Collaborations attempt to remove barriers of care
11/01/17 Portland, OR
Free clinic for underserved patients opened Saturday, Oct. 7, at Transition Project’s Clark Center Annex
At more than 30 percent, Portland’s rate of chronic homelessness is twice the national average. This population lacks adequate shelter for more than a year, or experiences houselessness at least four times a year over three years, and suffers from serious physical or mental conditions.
Although many of these individuals qualify for and have enrolled in state-funded health programs, even the most basic health care needs may still go unmet due to inability to access clinics, lack of transportation to scheduled appointments and the ability to navigate health care systems.
Students from OHSU, Oregon State University and Portland State University, in collaboration with Transition Projects, faculty advisers and community experts, are determined to help remove these barriers to care.

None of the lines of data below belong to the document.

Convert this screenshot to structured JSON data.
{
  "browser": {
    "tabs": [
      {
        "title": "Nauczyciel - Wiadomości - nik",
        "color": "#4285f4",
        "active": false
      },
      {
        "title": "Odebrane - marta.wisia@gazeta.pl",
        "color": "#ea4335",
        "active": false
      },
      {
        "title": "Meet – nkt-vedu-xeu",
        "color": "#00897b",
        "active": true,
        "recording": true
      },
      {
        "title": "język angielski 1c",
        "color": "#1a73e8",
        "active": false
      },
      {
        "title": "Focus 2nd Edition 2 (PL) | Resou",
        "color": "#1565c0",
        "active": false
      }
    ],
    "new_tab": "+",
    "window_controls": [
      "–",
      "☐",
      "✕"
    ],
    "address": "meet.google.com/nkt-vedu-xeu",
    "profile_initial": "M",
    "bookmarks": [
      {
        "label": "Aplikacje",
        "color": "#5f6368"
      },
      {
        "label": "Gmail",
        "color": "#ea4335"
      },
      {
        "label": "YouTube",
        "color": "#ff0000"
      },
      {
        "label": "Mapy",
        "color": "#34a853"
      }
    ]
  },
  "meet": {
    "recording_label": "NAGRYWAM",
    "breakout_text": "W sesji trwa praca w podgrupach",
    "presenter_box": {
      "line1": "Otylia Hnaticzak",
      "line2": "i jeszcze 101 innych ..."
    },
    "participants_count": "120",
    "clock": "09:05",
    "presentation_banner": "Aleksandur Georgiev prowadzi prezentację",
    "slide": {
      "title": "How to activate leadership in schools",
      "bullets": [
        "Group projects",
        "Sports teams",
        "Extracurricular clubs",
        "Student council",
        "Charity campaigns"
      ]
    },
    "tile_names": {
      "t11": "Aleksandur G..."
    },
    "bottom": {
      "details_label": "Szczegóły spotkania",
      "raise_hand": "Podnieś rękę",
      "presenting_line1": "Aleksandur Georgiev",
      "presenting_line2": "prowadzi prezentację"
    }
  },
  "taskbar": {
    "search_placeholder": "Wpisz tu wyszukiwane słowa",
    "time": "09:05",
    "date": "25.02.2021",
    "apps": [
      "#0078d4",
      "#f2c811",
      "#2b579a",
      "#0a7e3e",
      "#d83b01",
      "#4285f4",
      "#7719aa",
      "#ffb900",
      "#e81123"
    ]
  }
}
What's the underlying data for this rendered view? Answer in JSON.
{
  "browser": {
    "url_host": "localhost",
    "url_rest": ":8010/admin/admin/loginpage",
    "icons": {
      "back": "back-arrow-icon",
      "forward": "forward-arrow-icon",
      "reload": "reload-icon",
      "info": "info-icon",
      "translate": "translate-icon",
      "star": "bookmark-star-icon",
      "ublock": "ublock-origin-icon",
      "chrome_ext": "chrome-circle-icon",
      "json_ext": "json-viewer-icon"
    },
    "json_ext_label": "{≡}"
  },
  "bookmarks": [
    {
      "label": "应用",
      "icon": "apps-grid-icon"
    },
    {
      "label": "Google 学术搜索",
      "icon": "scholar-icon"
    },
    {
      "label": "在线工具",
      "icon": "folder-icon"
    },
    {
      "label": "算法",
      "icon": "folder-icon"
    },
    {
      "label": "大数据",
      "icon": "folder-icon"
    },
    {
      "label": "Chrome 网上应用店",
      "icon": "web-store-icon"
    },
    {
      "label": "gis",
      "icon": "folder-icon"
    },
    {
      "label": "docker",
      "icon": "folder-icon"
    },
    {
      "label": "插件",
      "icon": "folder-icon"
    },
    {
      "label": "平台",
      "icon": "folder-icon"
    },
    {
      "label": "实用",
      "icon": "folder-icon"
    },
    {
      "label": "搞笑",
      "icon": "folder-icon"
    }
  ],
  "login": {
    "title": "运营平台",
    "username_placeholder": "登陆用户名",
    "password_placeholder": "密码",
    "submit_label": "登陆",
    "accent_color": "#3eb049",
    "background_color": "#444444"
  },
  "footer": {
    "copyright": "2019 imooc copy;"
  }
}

On October 7, they conducted their first day of appointments at the Bridges Collaborative Care Clinic, a free, student-led health clinic operated by medical, nursing, dentistry, public health and pharmacy students.

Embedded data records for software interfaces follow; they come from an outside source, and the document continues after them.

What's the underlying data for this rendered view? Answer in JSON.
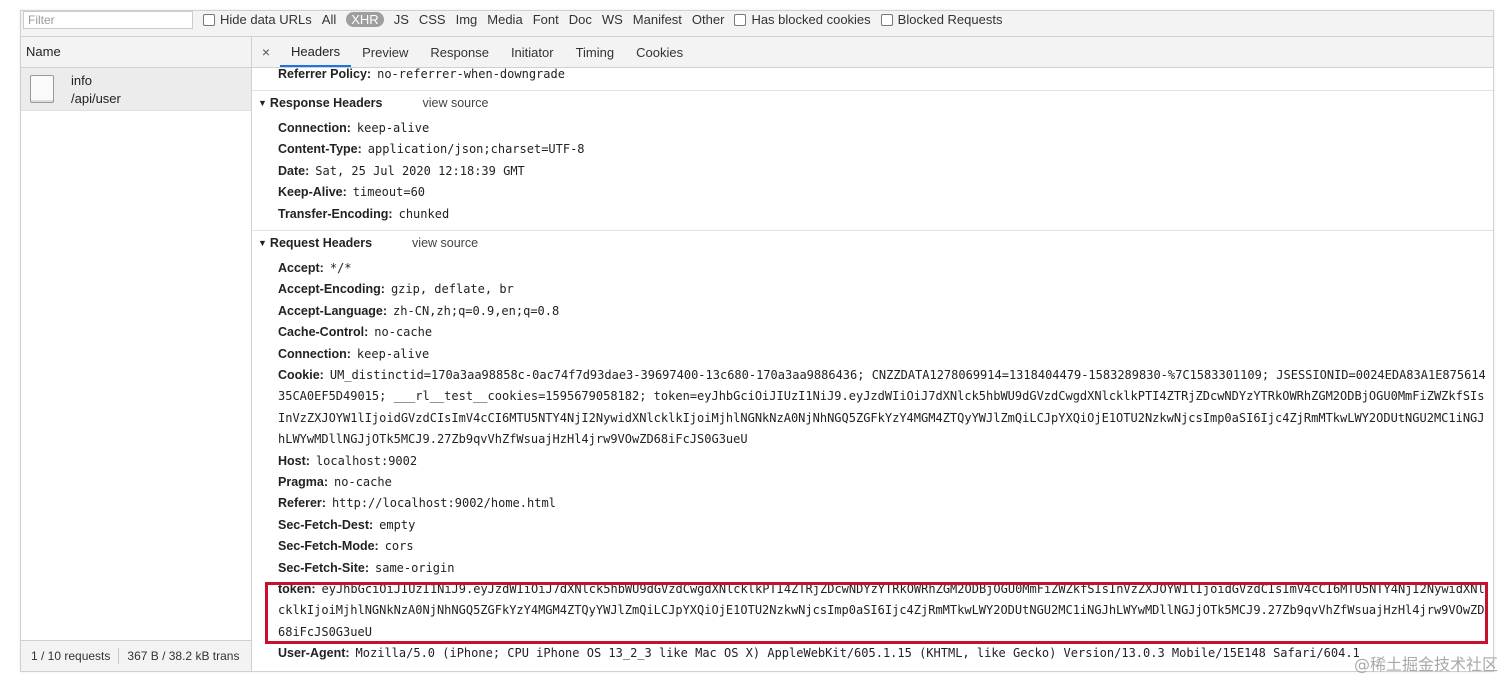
{
  "filter_bar": {
    "filter_placeholder": "Filter",
    "hide_data_urls_label": "Hide data URLs",
    "types": [
      "All",
      "XHR",
      "JS",
      "CSS",
      "Img",
      "Media",
      "Font",
      "Doc",
      "WS",
      "Manifest",
      "Other"
    ],
    "active_type": "XHR",
    "has_blocked_cookies_label": "Has blocked cookies",
    "blocked_requests_label": "Blocked Requests"
  },
  "left_panel": {
    "name_header": "Name",
    "request": {
      "name": "info",
      "path": "/api/user"
    },
    "status": {
      "requests": "1 / 10 requests",
      "transferred": "367 B / 38.2 kB trans"
    }
  },
  "tabs": {
    "close": "×",
    "items": [
      "Headers",
      "Preview",
      "Response",
      "Initiator",
      "Timing",
      "Cookies"
    ],
    "active": "Headers"
  },
  "top_row": {
    "key": "Referrer Policy:",
    "value": "no-referrer-when-downgrade"
  },
  "response_headers": {
    "title": "Response Headers",
    "view_source": "view source",
    "rows": [
      {
        "key": "Connection:",
        "value": "keep-alive"
      },
      {
        "key": "Content-Type:",
        "value": "application/json;charset=UTF-8"
      },
      {
        "key": "Date:",
        "value": "Sat, 25 Jul 2020 12:18:39 GMT"
      },
      {
        "key": "Keep-Alive:",
        "value": "timeout=60"
      },
      {
        "key": "Transfer-Encoding:",
        "value": "chunked"
      }
    ]
  },
  "request_headers": {
    "title": "Request Headers",
    "view_source": "view source",
    "rows": [
      {
        "key": "Accept:",
        "value": "*/*"
      },
      {
        "key": "Accept-Encoding:",
        "value": "gzip, deflate, br"
      },
      {
        "key": "Accept-Language:",
        "value": "zh-CN,zh;q=0.9,en;q=0.8"
      },
      {
        "key": "Cache-Control:",
        "value": "no-cache"
      },
      {
        "key": "Connection:",
        "value": "keep-alive"
      },
      {
        "key": "Cookie:",
        "value": "UM_distinctid=170a3aa98858c-0ac74f7d93dae3-39697400-13c680-170a3aa9886436; CNZZDATA1278069914=1318404479-1583289830-%7C1583301109; JSESSIONID=0024EDA83A1E87561435CA0EF5D49015; ___rl__test__cookies=1595679058182; token=eyJhbGciOiJIUzI1NiJ9.eyJzdWIiOiJ7dXNlck5hbWU9dGVzdCwgdXNlcklkPTI4ZTRjZDcwNDYzYTRkOWRhZGM2ODBjOGU0MmFiZWZkfSIsInVzZXJOYW1lIjoidGVzdCIsImV4cCI6MTU5NTY4NjI2NywidXNlcklkIjoiMjhlNGNkNzA0NjNhNGQ5ZGFkYzY4MGM4ZTQyYWJlZmQiLCJpYXQiOjE1OTU2NzkwNjcsImp0aSI6Ijc4ZjRmMTkwLWY2ODUtNGU2MC1iNGJhLWYwMDllNGJjOTk5MCJ9.27Zb9qvVhZfWsuajHzHl4jrw9VOwZD68iFcJS0G3ueU"
      },
      {
        "key": "Host:",
        "value": "localhost:9002"
      },
      {
        "key": "Pragma:",
        "value": "no-cache"
      },
      {
        "key": "Referer:",
        "value": "http://localhost:9002/home.html"
      },
      {
        "key": "Sec-Fetch-Dest:",
        "value": "empty"
      },
      {
        "key": "Sec-Fetch-Mode:",
        "value": "cors"
      },
      {
        "key": "Sec-Fetch-Site:",
        "value": "same-origin"
      },
      {
        "key": "token:",
        "value": "eyJhbGciOiJIUzI1NiJ9.eyJzdWIiOiJ7dXNlck5hbWU9dGVzdCwgdXNlcklkPTI4ZTRjZDcwNDYzYTRkOWRhZGM2ODBjOGU0MmFiZWZkfSIsInVzZXJOYW1lIjoidGVzdCIsImV4cCI6MTU5NTY4NjI2NywidXNlcklkIjoiMjhlNGNkNzA0NjNhNGQ5ZGFkYzY4MGM4ZTQyYWJlZmQiLCJpYXQiOjE1OTU2NzkwNjcsImp0aSI6Ijc4ZjRmMTkwLWY2ODUtNGU2MC1iNGJhLWYwMDllNGJjOTk5MCJ9.27Zb9qvVhZfWsuajHzHl4jrw9VOwZD68iFcJS0G3ueU"
      },
      {
        "key": "User-Agent:",
        "value": "Mozilla/5.0 (iPhone; CPU iPhone OS 13_2_3 like Mac OS X) AppleWebKit/605.1.15 (KHTML, like Gecko) Version/13.0.3 Mobile/15E148 Safari/604.1"
      }
    ]
  },
  "highlight_color": "#c8102e",
  "watermark": "@稀土掘金技术社区"
}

Alexandria Yeo, former co-chair and OHSU Nursing student says, “I remember arriving early to set up the first day of clinic and being met by my fellow two co-chairs and team leads from Program Development, Resource Management, and Quality Improvement. As we positioned exam tables, clinic forms, and hand sanitizers, I thought about how everything was coming together; after two years and hundreds of students’ efforts, we were finally setting up for our first clinic.”

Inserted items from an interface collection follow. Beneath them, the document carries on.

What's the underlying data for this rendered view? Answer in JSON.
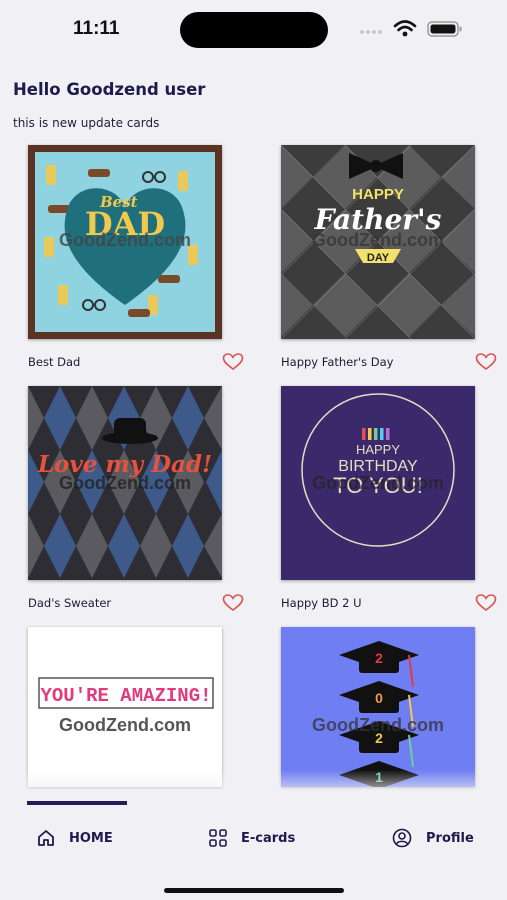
{
  "status": {
    "time": "11:11"
  },
  "greeting": "Hello Goodzend user",
  "subtitle": "this is new update cards",
  "watermark": "GoodZend.com",
  "cards": [
    {
      "title": "Best Dad",
      "art": {
        "line1": "Best",
        "line2": "DAD"
      }
    },
    {
      "title": "Happy Father's Day",
      "art": {
        "line1": "HAPPY",
        "line2": "Father's",
        "line3": "DAY"
      }
    },
    {
      "title": "Dad's Sweater",
      "art": {
        "line1": "Love my Dad!"
      }
    },
    {
      "title": "Happy BD 2 U",
      "art": {
        "line1": "HAPPY",
        "line2": "BIRTHDAY",
        "line3": "TO YOU!"
      }
    },
    {
      "title": "",
      "art": {
        "line1": "YOU'RE AMAZING!"
      }
    },
    {
      "title": "",
      "art": {
        "digits": [
          "2",
          "0",
          "2",
          "1"
        ]
      }
    }
  ],
  "nav": {
    "home": "HOME",
    "ecards": "E-cards",
    "profile": "Profile"
  },
  "colors": {
    "accent": "#231d5c",
    "heart": "#d9534f",
    "background": "#f1f0f4"
  },
  "icons": {
    "home": "home-icon",
    "ecards": "grid-icon",
    "profile": "profile-icon",
    "favorite": "heart-outline-icon"
  }
}
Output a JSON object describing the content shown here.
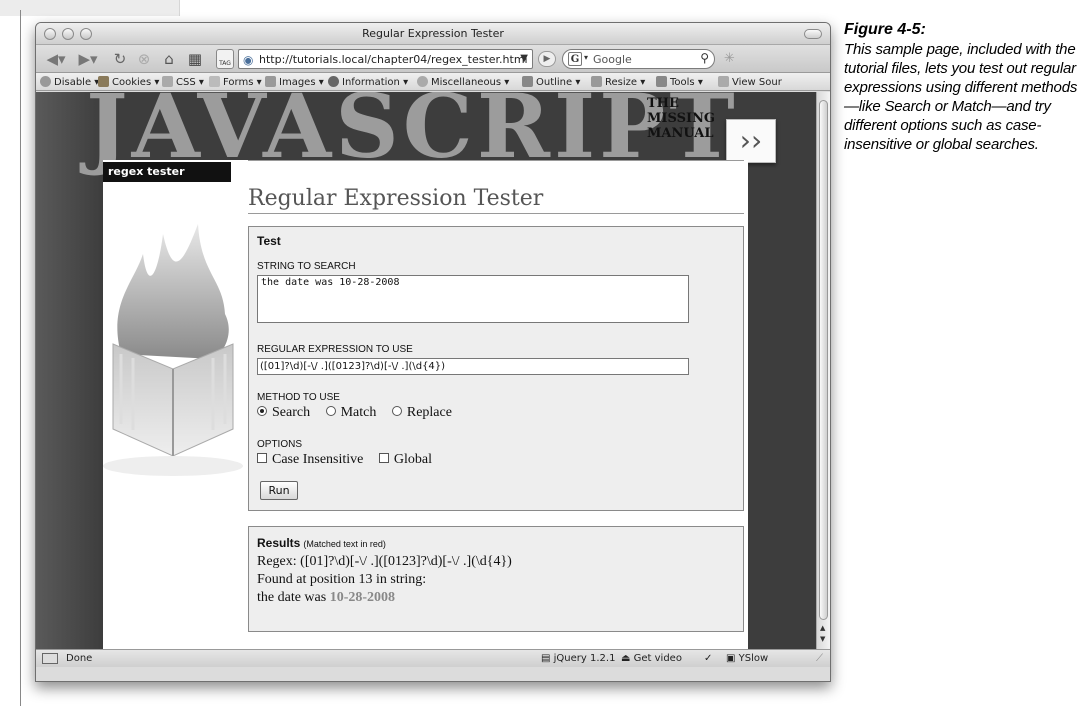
{
  "window": {
    "title": "Regular Expression Tester"
  },
  "navbar": {
    "url": "http://tutorials.local/chapter04/regex_tester.html",
    "search_placeholder": "Google",
    "tag_label": "TAG"
  },
  "devbar": {
    "items": [
      {
        "label": "Disable",
        "icon": "no-entry-icon"
      },
      {
        "label": "Cookies",
        "icon": "cookie-icon"
      },
      {
        "label": "CSS",
        "icon": "css-icon"
      },
      {
        "label": "Forms",
        "icon": "form-icon"
      },
      {
        "label": "Images",
        "icon": "image-icon"
      },
      {
        "label": "Information",
        "icon": "info-icon"
      },
      {
        "label": "Miscellaneous",
        "icon": "misc-icon"
      },
      {
        "label": "Outline",
        "icon": "pencil-icon"
      },
      {
        "label": "Resize",
        "icon": "resize-icon"
      },
      {
        "label": "Tools",
        "icon": "wrench-icon"
      },
      {
        "label": "View Sour",
        "icon": "source-icon"
      }
    ]
  },
  "banner": {
    "word": "JAVASCRIPT",
    "line1": "THE",
    "line2": "MISSING",
    "line3": "MANUAL",
    "arrow": "›› "
  },
  "page": {
    "side_tab": "regex tester",
    "title": "Regular Expression Tester"
  },
  "test_box": {
    "title": "Test",
    "string_label": "STRING TO SEARCH",
    "string_value": "the date was 10-28-2008",
    "regex_label": "REGULAR EXPRESSION TO USE",
    "regex_value": "([01]?\\d)[-\\/ .]([0123]?\\d)[-\\/ .](\\d{4})",
    "method_label": "METHOD TO USE",
    "methods": [
      "Search",
      "Match",
      "Replace"
    ],
    "selected_method": "Search",
    "options_label": "OPTIONS",
    "options": [
      "Case Insensitive",
      "Global"
    ],
    "run_label": "Run"
  },
  "results": {
    "title": "Results",
    "subtitle": "(Matched text in red)",
    "regex_line": "Regex: ([01]?\\d)[-\\/ .]([0123]?\\d)[-\\/ .](\\d{4})",
    "found_line": "Found at position 13 in string:",
    "string_prefix": "the date was ",
    "matched_text": "10-28-2008"
  },
  "statusbar": {
    "status": "Done",
    "jquery": "jQuery 1.2.1",
    "video": "Get video",
    "yslow": "YSlow"
  },
  "caption": {
    "title": "Figure 4-5:",
    "text": "This sample page, included with the tutorial files, lets you test out regular expressions using different methods—like Search or Match—and try different options such as case-insensitive or global searches."
  }
}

“Bridges focuses on transitional care. We will serve as the first point of health care for individuals with limited access to existing services,” said Zoe Teton, clinic co-chair and third-year student in the OHSU School of Medicine. “Our goal is to help meet the needs of this population, regardless of insurance status, and assist them in developing a long-term primary care plan that includes access to community health care providers.”
Located at the Clark Center Annex in inner Portland, Bridges offers services such as health screenings, social services and health education courses two Saturdays a month under the supervision of licensed health care practitioners. While clientele will be limited to Clark Center residents to start, student leaders hope to increase both the clinic size and frequency to allow more participants access to services. A Bridges clinic focused on basic dental care is expected to open at Transitions Projects’ Bud Clark Commons in Portland’s Pearl District sometime next year.
While student-run free clinics have had a long history of helping to meet the needs of underserved populations in the community, they also serve a second, and equally important, purpose: they enrich students’ professional education.
“I’ve learned so many aspects of building an organization; this ranges from large aspects like legal coverage to granular things like the cost of a dental chair (very expensive). One of the most important things I learned is the power of interprofessional leadership and how it can provide perspective,” Yeo says.
“We don’t receive a paycheck or school credit for our work with Bridges,” explained Tom Foley, a third-year community health Ph.D. student at the OHSU-PSU School of Public Health and Bridges’ co-lead for training and education. “Instead, we receive real-world, hands-on experience across all aspects of health care, from clinical to business. We engage with patients who need our help and collaborate with peers working in other health care disciplines. We learn experientially beyond our classroom walls. Its invaluable.”
Currently the leadership team is looking for more nursing students to join the clinic leadership teams. Fill out the volunteer form at the Bridges website to get involved.